- Get Bucolic: Go back in time and discover the roots of Brunei, its time-honored traditions and rituals showcased through a homestay in a Bruneian village. The residents of Kampong Sungai Matan will be delighted to have you as a guest and will gladly share their way of life with you, demonstrating cooking methods, local customs, and arts and crafts and how to fish like a true Brunei native.
- Early Bird: Get yourself out of bed early for a sunrise safari through the Ulu Temborong National Park. This is a lush spot with more than a few mischievous monkeys you will need to watch out for. The view from the top of the 60 feet canopy, and the active local wildlife are worth waking up for.
- Life on the Water at Kampong Ayer: The pulse of Brunei’s capital, Bandar Seri Begawan, Kampong Ayer is the world’s largest water village, having been inhabited for an impressive 1,000 years. Get yourself a water taxi and go meet the locals in their stilt houses, set amid an array of wooden boardwalks and bridges.
- Wealth of Art: The Royal Regalia Museum gives you a glimpse of what life in the lap of luxury looks like. You will see treasures and ceremonial costumes from the Sultan’s own collection.
- Meet the Royals: The end of Ramadan heralds the festival of Hari Raya, Brunei’s biggest celebration of the year. During this time, the Sultan and his family throw open the doors of their palace and greet people in person. While you are getting friendly with the royals, you can also take a long look at Istana Nurul Iman, the largest residential palace in the world.
- Live among the Stars: The Empire Hotel and Country Hotel will astound you with its opulence. With a shopping arcade, a cinema, a private beach, and a golf course, among others, on the grounds, it is worth a visit even if you are not staying here.

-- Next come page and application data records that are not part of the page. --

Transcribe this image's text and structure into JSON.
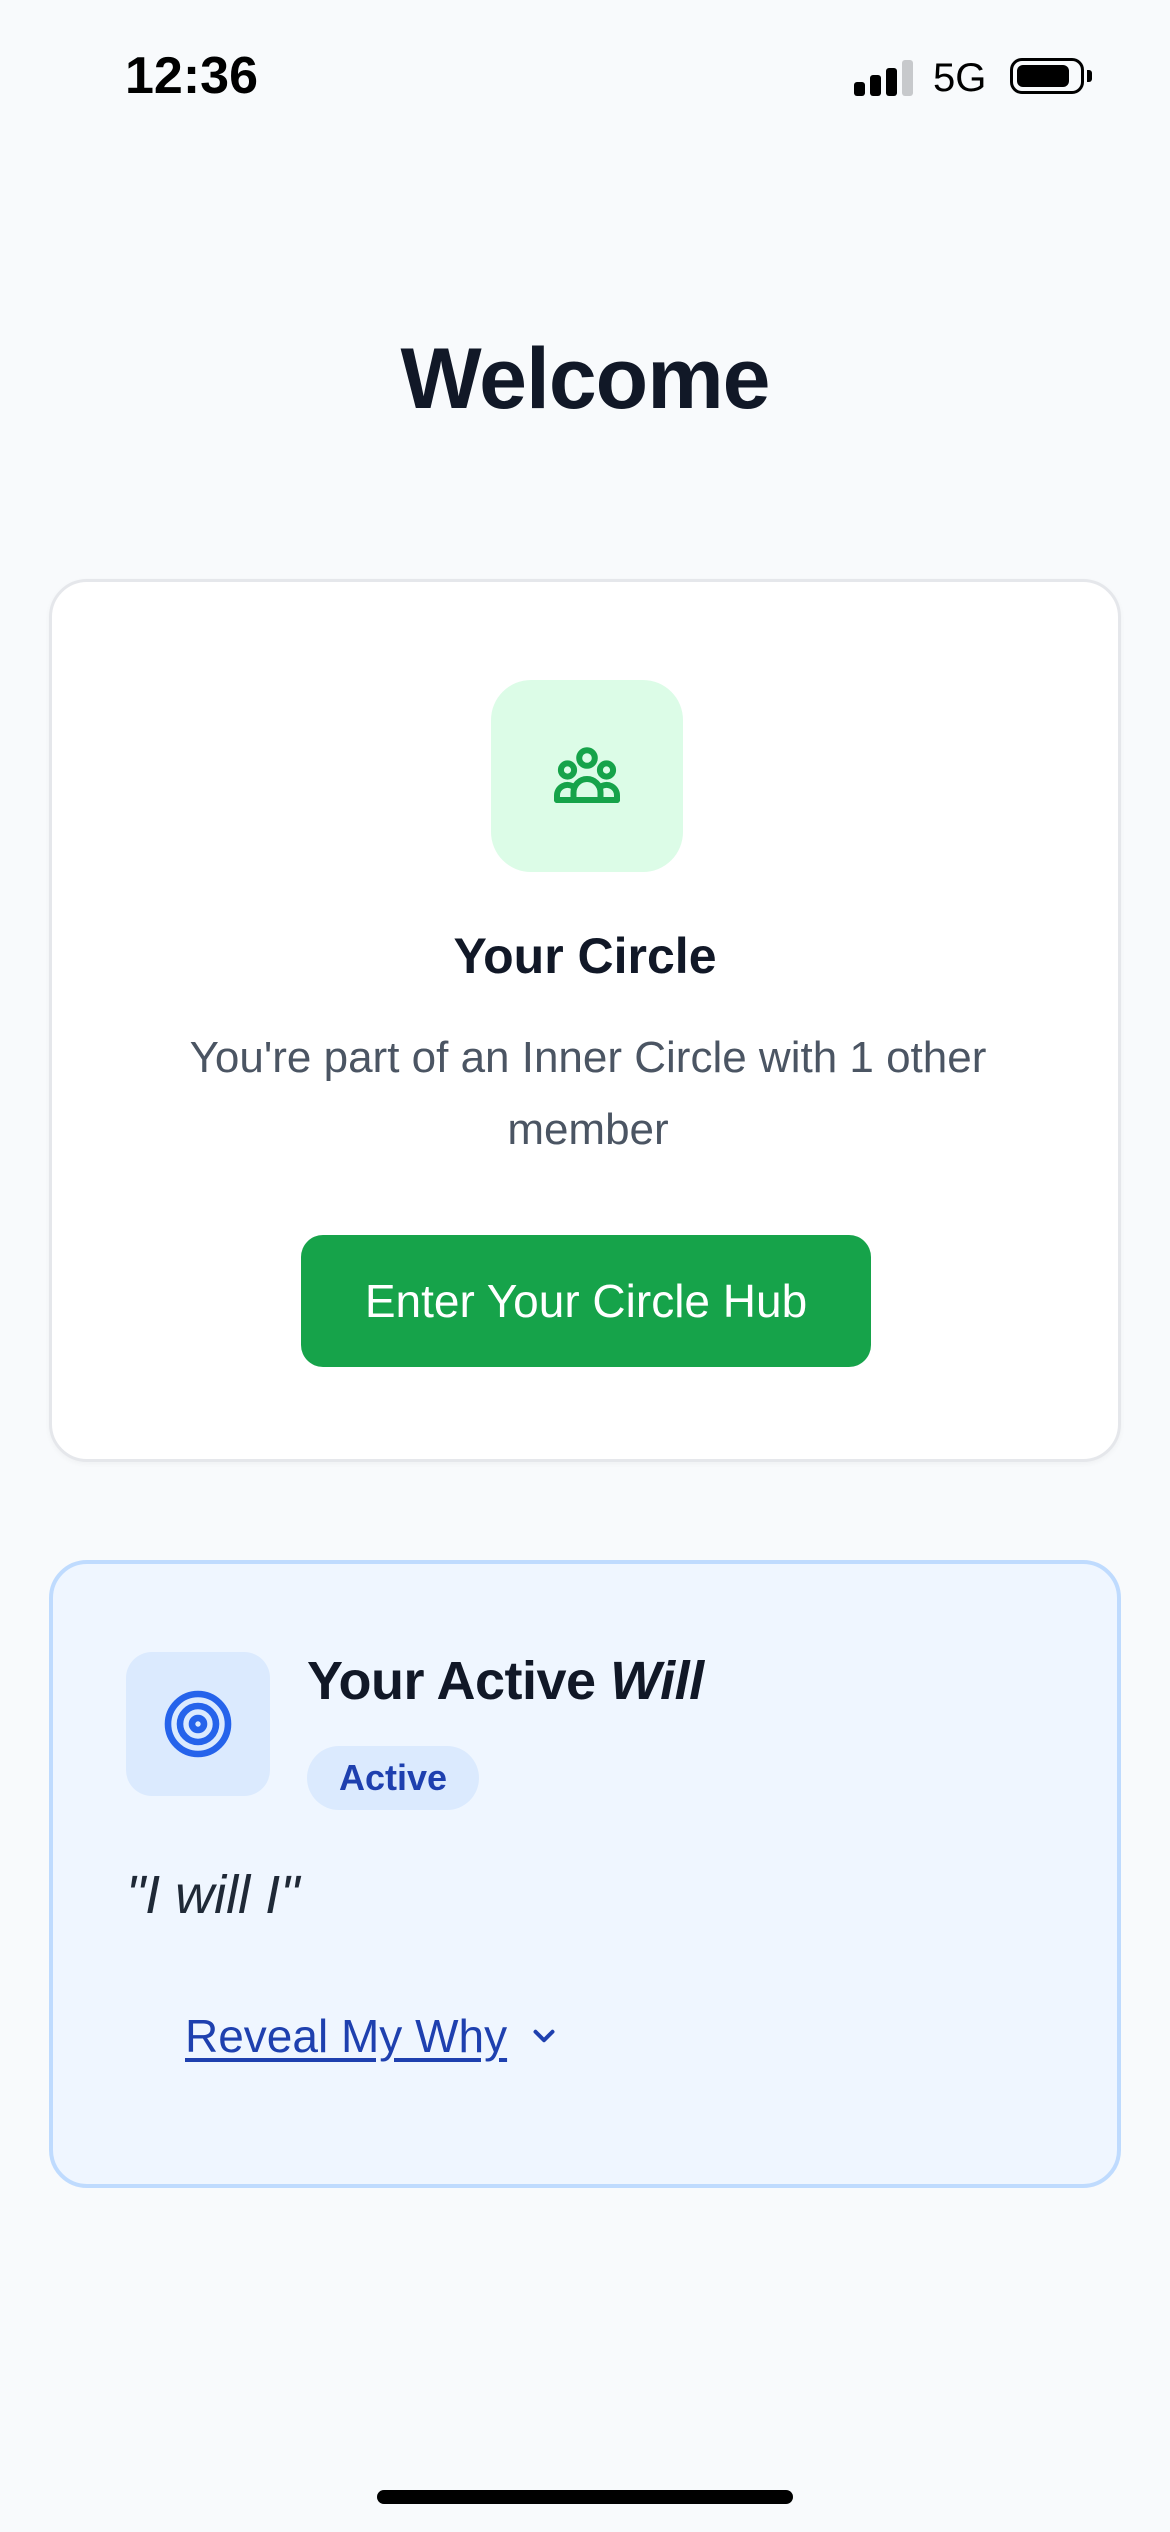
{
  "status_bar": {
    "time": "12:36",
    "network": "5G",
    "signal_bars_active": 3,
    "signal_bars_total": 4,
    "battery_icon": "battery-icon"
  },
  "page": {
    "title": "Welcome"
  },
  "circle_card": {
    "icon": "group-people-icon",
    "icon_color": "#16a34a",
    "icon_bg": "#dcfce7",
    "title": "Your Circle",
    "description": "You're part of an Inner Circle with 1 other member",
    "button_label": "Enter Your Circle Hub",
    "button_color": "#16a34a"
  },
  "will_card": {
    "icon": "target-icon",
    "icon_color": "#2563eb",
    "title_prefix": "Your Active ",
    "title_emphasis": "Will",
    "badge": "Active",
    "quote": "\"I will I\"",
    "reveal_label": "Reveal My Why",
    "reveal_icon": "chevron-down-icon",
    "accent": "#1e40af",
    "background": "#eff6ff",
    "border": "#bfdbfe"
  }
}
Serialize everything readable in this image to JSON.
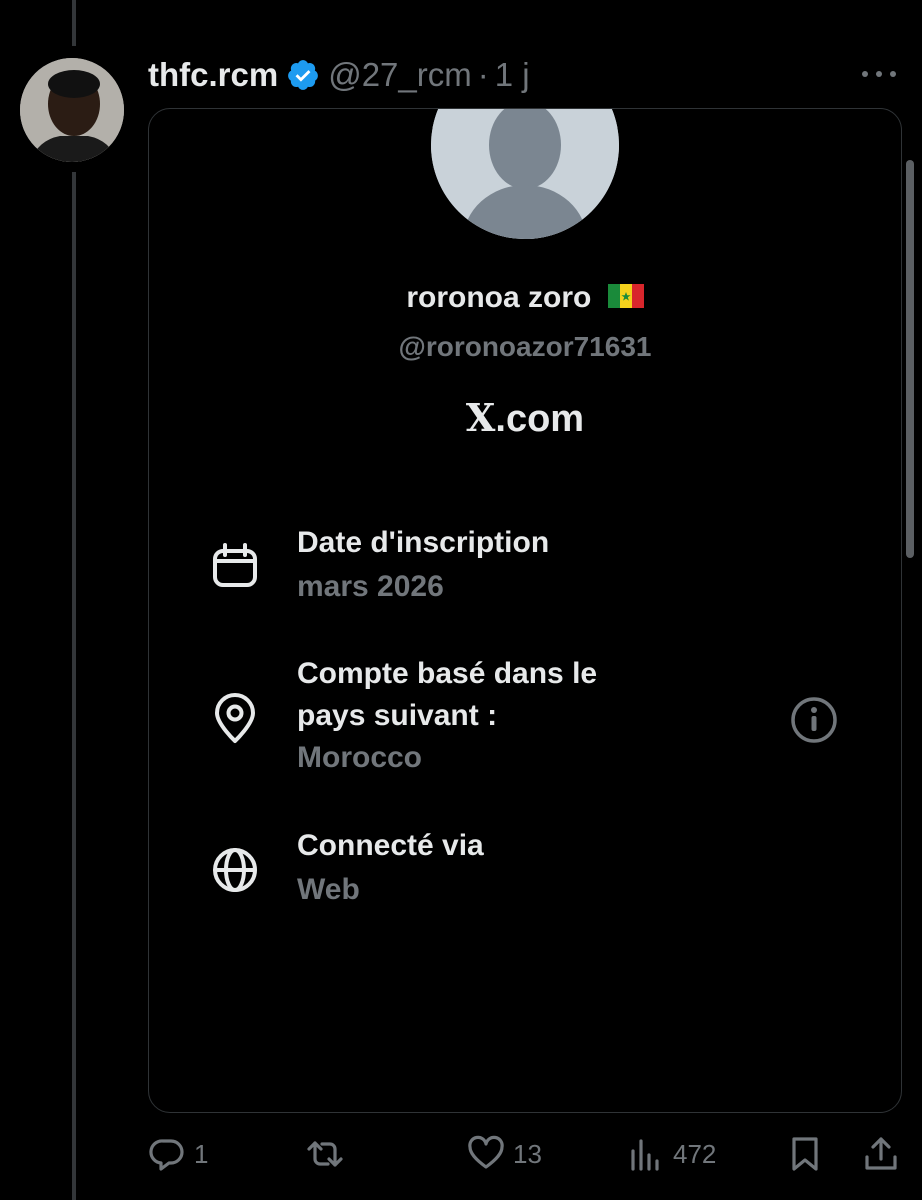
{
  "tweet": {
    "author_name": "thfc.rcm",
    "author_handle": "@27_rcm",
    "separator": "·",
    "time": "1 j"
  },
  "card": {
    "profile_name": "roronoa zoro",
    "profile_handle": "@roronoazor71631",
    "site": "X.com",
    "site_x": "X",
    "site_rest": ".com",
    "rows": [
      {
        "title": "Date d'inscription",
        "value": "mars 2026",
        "icon": "calendar-icon"
      },
      {
        "title_line1": "Compte basé dans le",
        "title_line2": "pays suivant :",
        "value": "Morocco",
        "icon": "location-pin-icon"
      },
      {
        "title": "Connecté via",
        "value": "Web",
        "icon": "globe-icon"
      }
    ]
  },
  "actions": {
    "replies": "1",
    "reposts": "",
    "likes": "13",
    "views": "472"
  },
  "colors": {
    "background": "#000000",
    "text_primary": "#e7e9ea",
    "text_secondary": "#71767b",
    "verified_blue": "#1d9bf0",
    "border": "#2f3336"
  }
}
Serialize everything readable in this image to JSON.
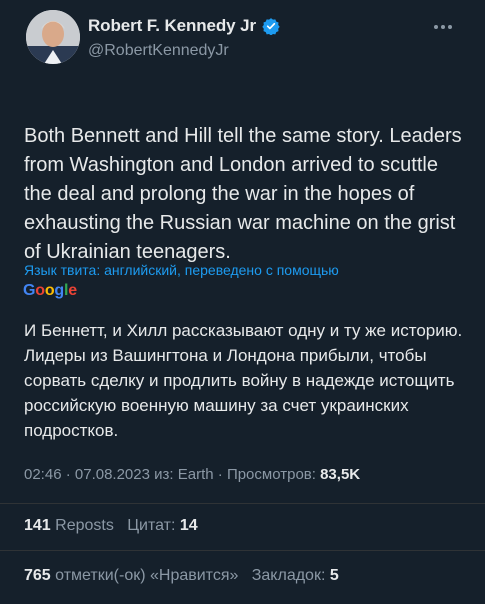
{
  "author": {
    "name": "Robert F. Kennedy Jr",
    "handle": "@RobertKennedyJr"
  },
  "tweet": {
    "text": "Both Bennett and Hill tell the same story. Leaders from Washington and London arrived to scuttle the deal and prolong the war in the hopes of exhausting the Russian war machine on the grist of Ukrainian teenagers."
  },
  "translation": {
    "label": "Язык твита: английский, переведено с помощью",
    "provider": "Google",
    "text": "И Беннетт, и Хилл рассказывают одну и ту же историю. Лидеры из Вашингтона и Лондона прибыли, чтобы сорвать сделку и продлить войну в надежде истощить российскую военную машину за счет украинских подростков."
  },
  "meta": {
    "time": "02:46",
    "date": "07.08.2023",
    "source": "из: Earth",
    "views_label": "Просмотров:",
    "views_count": "83,5K"
  },
  "stats": {
    "reposts_count": "141",
    "reposts_label": "Reposts",
    "quotes_label": "Цитат:",
    "quotes_count": "14",
    "likes_count": "765",
    "likes_label": "отметки(-ок) «Нравится»",
    "bookmarks_label": "Закладок:",
    "bookmarks_count": "5"
  },
  "colors": {
    "background": "#15202b",
    "link": "#1d9bf0",
    "muted": "#8b98a5",
    "text": "#e7e9ea"
  }
}
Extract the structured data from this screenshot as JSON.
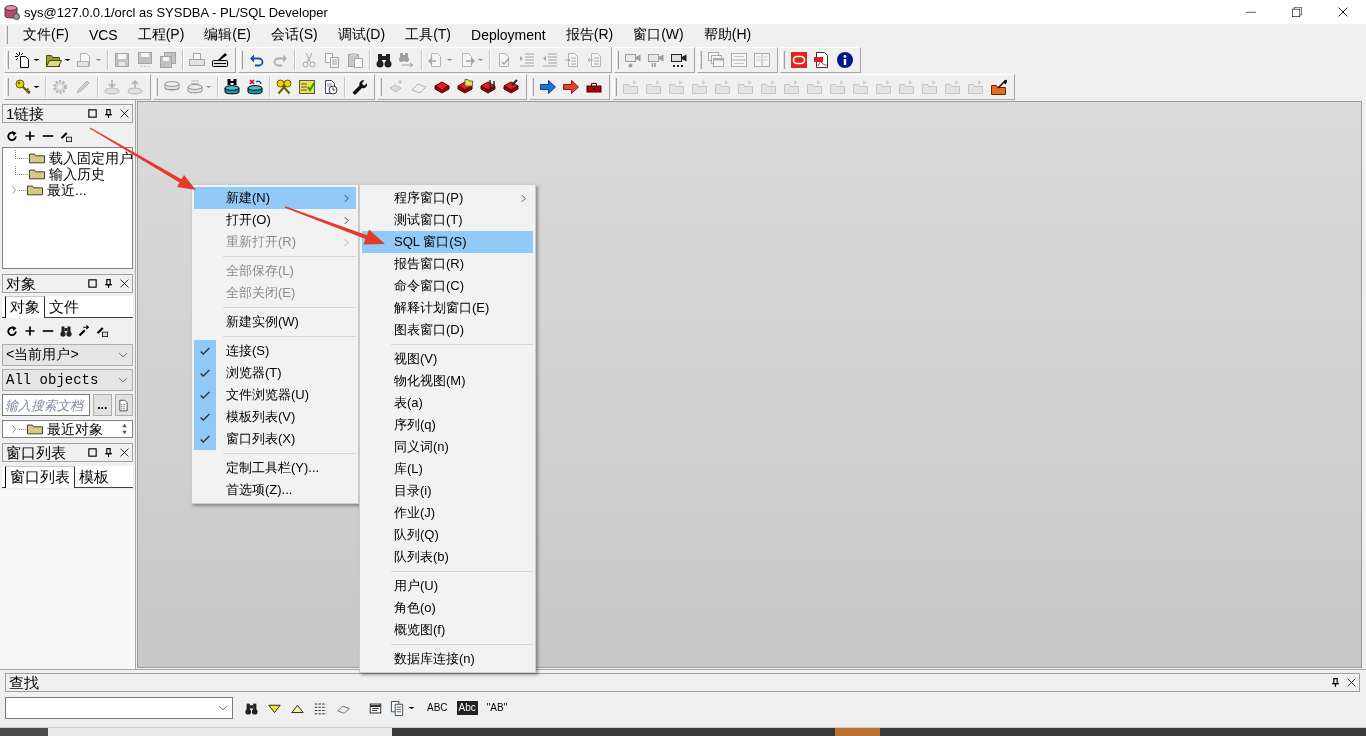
{
  "window": {
    "title": "sys@127.0.0.1/orcl as SYSDBA - PL/SQL Developer"
  },
  "menu_bar": [
    "文件(F)",
    "VCS",
    "工程(P)",
    "编辑(E)",
    "会话(S)",
    "调试(D)",
    "工具(T)",
    "Deployment",
    "报告(R)",
    "窗口(W)",
    "帮助(H)"
  ],
  "toolbar_rows": [
    {
      "toolbars": [
        {
          "groups": [
            {
              "buttons": [
                {
                  "disabled": false
                },
                {
                  "disabled": false
                },
                {
                  "disabled": true
                }
              ]
            },
            {
              "buttons": [
                {
                  "disabled": true
                },
                {
                  "disabled": true
                },
                {
                  "disabled": true
                }
              ]
            },
            {
              "buttons": [
                {
                  "disabled": true
                },
                {
                  "disabled": false
                }
              ]
            }
          ]
        },
        {
          "groups": [
            {
              "buttons": [
                {
                  "disabled": false
                },
                {
                  "disabled": true
                }
              ]
            },
            {
              "buttons": [
                {
                  "disabled": true
                },
                {
                  "disabled": true
                },
                {
                  "disabled": true
                }
              ]
            },
            {
              "buttons": [
                {
                  "disabled": false
                },
                {
                  "disabled": true
                }
              ]
            },
            {
              "buttons": [
                {
                  "disabled": true
                },
                {
                  "disabled": true
                }
              ]
            },
            {
              "buttons": [
                {
                  "disabled": true
                },
                {
                  "disabled": true
                },
                {
                  "disabled": true
                },
                {
                  "disabled": true
                },
                {
                  "disabled": true
                }
              ]
            }
          ]
        },
        {
          "groups": [
            {
              "buttons": [
                {
                  "disabled": true
                },
                {
                  "disabled": true
                },
                {
                  "disabled": false
                }
              ]
            }
          ]
        },
        {
          "groups": [
            {
              "buttons": [
                {
                  "disabled": true
                },
                {
                  "disabled": true
                },
                {
                  "disabled": true
                }
              ]
            }
          ]
        },
        {
          "groups": [
            {
              "buttons": [
                {
                  "disabled": false
                },
                {
                  "disabled": false
                },
                {
                  "disabled": false
                }
              ]
            }
          ]
        }
      ]
    },
    {
      "toolbars": [
        {
          "groups": [
            {
              "buttons": [
                {
                  "disabled": false
                }
              ]
            },
            {
              "buttons": [
                {
                  "disabled": true
                },
                {
                  "disabled": true
                }
              ]
            },
            {
              "buttons": [
                {
                  "disabled": true
                },
                {
                  "disabled": true
                }
              ]
            }
          ]
        },
        {
          "groups": [
            {
              "buttons": [
                {
                  "disabled": true
                },
                {
                  "disabled": true
                }
              ]
            },
            {
              "buttons": [
                {
                  "disabled": false
                },
                {
                  "disabled": false
                }
              ]
            },
            {
              "buttons": [
                {
                  "disabled": false
                },
                {
                  "disabled": false
                },
                {
                  "disabled": false
                }
              ]
            },
            {
              "buttons": [
                {
                  "disabled": false
                }
              ]
            }
          ]
        },
        {
          "groups": [
            {
              "buttons": [
                {
                  "disabled": true
                },
                {
                  "disabled": true
                },
                {
                  "disabled": false
                },
                {
                  "disabled": false
                },
                {
                  "disabled": false
                },
                {
                  "disabled": false
                }
              ]
            }
          ]
        },
        {
          "groups": [
            {
              "buttons": [
                {
                  "disabled": false
                },
                {
                  "disabled": false
                },
                {
                  "disabled": false
                }
              ]
            }
          ]
        },
        {
          "groups": [
            {
              "buttons": [
                {
                  "disabled": true
                },
                {
                  "disabled": true
                },
                {
                  "disabled": true
                },
                {
                  "disabled": true
                },
                {
                  "disabled": true
                },
                {
                  "disabled": true
                },
                {
                  "disabled": true
                },
                {
                  "disabled": true
                },
                {
                  "disabled": true
                },
                {
                  "disabled": true
                },
                {
                  "disabled": true
                },
                {
                  "disabled": true
                },
                {
                  "disabled": true
                },
                {
                  "disabled": true
                },
                {
                  "disabled": true
                },
                {
                  "disabled": true
                },
                {
                  "disabled": false
                }
              ]
            }
          ]
        }
      ]
    }
  ],
  "connections_panel": {
    "title": "1链接",
    "tree": [
      {
        "label": "载入固定用户",
        "expandable": false
      },
      {
        "label": "输入历史",
        "expandable": false
      },
      {
        "label": "最近...",
        "expandable": true
      }
    ]
  },
  "objects_panel": {
    "title": "对象",
    "tabs": [
      {
        "label": "对象",
        "selected": true
      },
      {
        "label": "文件",
        "selected": false
      }
    ],
    "owner": "<当前用户>",
    "object_filter": "All objects",
    "search": {
      "placeholder": "输入搜索文档",
      "button": "..."
    },
    "tree": [
      {
        "label": "最近对象",
        "expandable": true
      }
    ]
  },
  "window_list_panel": {
    "title": "窗口列表",
    "tabs": [
      {
        "label": "窗口列表",
        "selected": true
      },
      {
        "label": "模板",
        "selected": false
      }
    ]
  },
  "context_menu": {
    "items": [
      {
        "kind": "item",
        "label": "新建(N)",
        "selected": true,
        "disabled": false,
        "checked": false,
        "submenu": true
      },
      {
        "kind": "item",
        "label": "打开(O)",
        "selected": false,
        "disabled": false,
        "checked": false,
        "submenu": true
      },
      {
        "kind": "item",
        "label": "重新打开(R)",
        "selected": false,
        "disabled": true,
        "checked": false,
        "submenu": true
      },
      {
        "kind": "separator"
      },
      {
        "kind": "item",
        "label": "全部保存(L)",
        "selected": false,
        "disabled": true,
        "checked": false,
        "submenu": false
      },
      {
        "kind": "item",
        "label": "全部关闭(E)",
        "selected": false,
        "disabled": true,
        "checked": false,
        "submenu": false
      },
      {
        "kind": "separator"
      },
      {
        "kind": "item",
        "label": "新建实例(W)",
        "selected": false,
        "disabled": false,
        "checked": false,
        "submenu": false
      },
      {
        "kind": "separator"
      },
      {
        "kind": "item",
        "label": "连接(S)",
        "selected": false,
        "disabled": false,
        "checked": true,
        "submenu": false
      },
      {
        "kind": "item",
        "label": "浏览器(T)",
        "selected": false,
        "disabled": false,
        "checked": true,
        "submenu": false
      },
      {
        "kind": "item",
        "label": "文件浏览器(U)",
        "selected": false,
        "disabled": false,
        "checked": true,
        "submenu": false
      },
      {
        "kind": "item",
        "label": "模板列表(V)",
        "selected": false,
        "disabled": false,
        "checked": true,
        "submenu": false
      },
      {
        "kind": "item",
        "label": "窗口列表(X)",
        "selected": false,
        "disabled": false,
        "checked": true,
        "submenu": false
      },
      {
        "kind": "separator"
      },
      {
        "kind": "item",
        "label": "定制工具栏(Y)...",
        "selected": false,
        "disabled": false,
        "checked": false,
        "submenu": false
      },
      {
        "kind": "item",
        "label": "首选项(Z)...",
        "selected": false,
        "disabled": false,
        "checked": false,
        "submenu": false
      }
    ]
  },
  "submenu": {
    "items": [
      {
        "kind": "item",
        "label": "程序窗口(P)",
        "selected": false,
        "submenu": true
      },
      {
        "kind": "item",
        "label": "测试窗口(T)",
        "selected": false,
        "submenu": false
      },
      {
        "kind": "item",
        "label": "SQL 窗口(S)",
        "selected": true,
        "submenu": false
      },
      {
        "kind": "item",
        "label": "报告窗口(R)",
        "selected": false,
        "submenu": false
      },
      {
        "kind": "item",
        "label": "命令窗口(C)",
        "selected": false,
        "submenu": false
      },
      {
        "kind": "item",
        "label": "解释计划窗口(E)",
        "selected": false,
        "submenu": false
      },
      {
        "kind": "item",
        "label": "图表窗口(D)",
        "selected": false,
        "submenu": false
      },
      {
        "kind": "separator"
      },
      {
        "kind": "item",
        "label": "视图(V)",
        "selected": false,
        "submenu": false
      },
      {
        "kind": "item",
        "label": "物化视图(M)",
        "selected": false,
        "submenu": false
      },
      {
        "kind": "item",
        "label": "表(a)",
        "selected": false,
        "submenu": false
      },
      {
        "kind": "item",
        "label": "序列(q)",
        "selected": false,
        "submenu": false
      },
      {
        "kind": "item",
        "label": "同义词(n)",
        "selected": false,
        "submenu": false
      },
      {
        "kind": "item",
        "label": "库(L)",
        "selected": false,
        "submenu": false
      },
      {
        "kind": "item",
        "label": "目录(i)",
        "selected": false,
        "submenu": false
      },
      {
        "kind": "item",
        "label": "作业(J)",
        "selected": false,
        "submenu": false
      },
      {
        "kind": "item",
        "label": "队列(Q)",
        "selected": false,
        "submenu": false
      },
      {
        "kind": "item",
        "label": "队列表(b)",
        "selected": false,
        "submenu": false
      },
      {
        "kind": "separator"
      },
      {
        "kind": "item",
        "label": "用户(U)",
        "selected": false,
        "submenu": false
      },
      {
        "kind": "item",
        "label": "角色(o)",
        "selected": false,
        "submenu": false
      },
      {
        "kind": "item",
        "label": "概览图(f)",
        "selected": false,
        "submenu": false
      },
      {
        "kind": "separator"
      },
      {
        "kind": "item",
        "label": "数据库连接(n)",
        "selected": false,
        "submenu": false
      }
    ]
  },
  "find_panel": {
    "title": "查找",
    "options": [
      {
        "label": "ABC",
        "kind": "plain"
      },
      {
        "label": "Abc",
        "kind": "inverse"
      },
      {
        "label": "\"AB\"",
        "kind": "plain"
      }
    ]
  }
}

Fun fact: The Emperor Suite here has hosted both Prince Charles and Bill Clinton, and has carpets flecked with real gold!
One of the traditions at the Berkshire Hathaway annual meetings is an hour-long light-hearted movie show. In fact, the “movie” is a collection of video clips some of which showcase commerials and skits from Berkshire Hathaway’s vast array of businesses, some featuring Buffett-comedy, surprise celebrity features, and so on, often to wild laughter among the crowd.
In 2013, the Berkshire Hathaway video started with a cartoon version of Dancing with the Stars with Warren Buffett and partner Charlie Munger as judges. After the judges dismissed every contestant, including Dairy Queen and the Geico Gecko, the judges themselves won the contest by dancing to the Gangnam Style. The 2013 movie also had clips of Warren Buffett and Fortune Magazine’s Carol Loomis appearing on the Daily Show with Jon Stewart to promote “Tap Dancing to Work: Warren Buffett on Practically Everything”. A humorous debate over “ketchup” vs. “catsup” from the sitcom King of Queens highlighted Berkshire Hathaway’s buyout of H.J. Heinz Company (in partnership with Brazil’s 3G Capital.)
In recent years, the “movie” has also featured Warren Buffett’s opening statement to a Committee of the U.S. House of Representatives on the Salomon Saga. “Lose money for the firm, and I will be understanding; lose a shred of reputation for the firm, and I will be ruthless,” warns Mr. Buffett at the end of that opening statement.
The security staff at the Berkshire Hathaway meetings forbid attendees from recording audio or video from the opening movie due to confidentiality and copyright restrictions. At the beginning of the movie, a voice-over or video recording from Warren Buffett assures appearances from “a number of people you recognize” and reminds that the celebrities work for free, at the request of the notoriously stingy Buffett. “Surprise, surprise.”
Over the years, the most popular clips in the movie feature a hilarious Warren Buffett attempting at diverse jobs in Berkshire’s businesses. Here’s one from Berkshire’s furniture business, Nebraska Furniture Mart.